WHAT NEEDS TO BE DONE » Records follow. Select each line holding "Socks".

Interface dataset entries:
☆ ☆ ☆ ☆

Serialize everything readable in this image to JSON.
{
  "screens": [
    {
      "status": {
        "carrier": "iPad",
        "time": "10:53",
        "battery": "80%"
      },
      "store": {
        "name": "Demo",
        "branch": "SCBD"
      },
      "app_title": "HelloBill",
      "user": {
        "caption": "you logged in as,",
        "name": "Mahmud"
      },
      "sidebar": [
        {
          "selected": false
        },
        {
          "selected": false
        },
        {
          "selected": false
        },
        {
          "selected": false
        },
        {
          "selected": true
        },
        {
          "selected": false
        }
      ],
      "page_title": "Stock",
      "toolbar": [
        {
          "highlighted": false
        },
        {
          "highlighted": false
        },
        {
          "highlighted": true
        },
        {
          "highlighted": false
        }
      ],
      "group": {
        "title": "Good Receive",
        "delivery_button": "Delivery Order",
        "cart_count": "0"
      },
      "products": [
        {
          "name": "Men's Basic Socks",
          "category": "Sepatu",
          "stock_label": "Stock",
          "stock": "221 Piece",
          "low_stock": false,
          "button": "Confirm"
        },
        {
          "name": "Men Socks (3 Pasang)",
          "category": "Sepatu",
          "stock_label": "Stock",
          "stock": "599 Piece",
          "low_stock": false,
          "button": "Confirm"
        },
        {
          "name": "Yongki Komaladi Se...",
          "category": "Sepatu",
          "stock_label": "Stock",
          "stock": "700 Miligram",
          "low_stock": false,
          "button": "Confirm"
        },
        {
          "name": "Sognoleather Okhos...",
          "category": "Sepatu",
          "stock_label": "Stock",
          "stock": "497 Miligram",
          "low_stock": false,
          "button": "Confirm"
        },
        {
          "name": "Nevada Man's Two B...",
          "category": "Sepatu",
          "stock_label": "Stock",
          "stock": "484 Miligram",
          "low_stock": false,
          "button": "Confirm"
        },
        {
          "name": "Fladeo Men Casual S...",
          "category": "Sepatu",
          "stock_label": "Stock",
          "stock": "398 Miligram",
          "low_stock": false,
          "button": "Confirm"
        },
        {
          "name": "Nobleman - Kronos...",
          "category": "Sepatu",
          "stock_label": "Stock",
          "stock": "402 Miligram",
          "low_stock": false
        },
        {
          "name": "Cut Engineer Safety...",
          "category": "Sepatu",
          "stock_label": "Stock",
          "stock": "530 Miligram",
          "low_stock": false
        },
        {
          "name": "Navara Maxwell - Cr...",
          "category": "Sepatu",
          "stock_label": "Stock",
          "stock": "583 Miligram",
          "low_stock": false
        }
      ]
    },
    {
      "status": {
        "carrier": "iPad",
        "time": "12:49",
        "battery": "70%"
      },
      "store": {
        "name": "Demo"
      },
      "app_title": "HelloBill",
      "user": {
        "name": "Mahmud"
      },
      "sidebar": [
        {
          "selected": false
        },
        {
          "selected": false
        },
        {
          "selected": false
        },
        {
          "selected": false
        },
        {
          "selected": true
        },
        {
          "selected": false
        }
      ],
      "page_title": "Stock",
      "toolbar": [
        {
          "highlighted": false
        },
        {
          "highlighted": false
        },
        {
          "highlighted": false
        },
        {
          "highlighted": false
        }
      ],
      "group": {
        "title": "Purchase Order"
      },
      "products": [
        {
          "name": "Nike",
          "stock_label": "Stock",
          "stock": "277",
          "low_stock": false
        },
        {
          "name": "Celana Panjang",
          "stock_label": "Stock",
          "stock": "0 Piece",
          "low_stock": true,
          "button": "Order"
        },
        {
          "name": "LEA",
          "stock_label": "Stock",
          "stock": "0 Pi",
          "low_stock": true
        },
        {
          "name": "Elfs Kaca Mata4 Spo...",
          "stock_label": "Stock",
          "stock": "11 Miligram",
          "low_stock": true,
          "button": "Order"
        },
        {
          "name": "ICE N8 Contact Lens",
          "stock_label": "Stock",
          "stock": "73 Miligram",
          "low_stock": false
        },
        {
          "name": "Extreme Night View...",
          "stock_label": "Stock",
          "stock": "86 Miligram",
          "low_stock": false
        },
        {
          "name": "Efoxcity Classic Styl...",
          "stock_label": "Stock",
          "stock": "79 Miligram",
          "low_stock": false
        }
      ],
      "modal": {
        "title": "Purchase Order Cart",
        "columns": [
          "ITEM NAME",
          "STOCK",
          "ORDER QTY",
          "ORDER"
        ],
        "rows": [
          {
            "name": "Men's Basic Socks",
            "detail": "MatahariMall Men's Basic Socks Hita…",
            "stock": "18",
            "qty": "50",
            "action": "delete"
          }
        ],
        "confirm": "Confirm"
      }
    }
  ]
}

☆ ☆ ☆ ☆

WRITTEN SOLUTION »
          "name": "Men's Basic Socks",
          "name": "Men Socks (3 Pasang)",
            "name": "Men's Basic Socks",
            "detail": "MatahariMall Men's Basic Socks Hita…",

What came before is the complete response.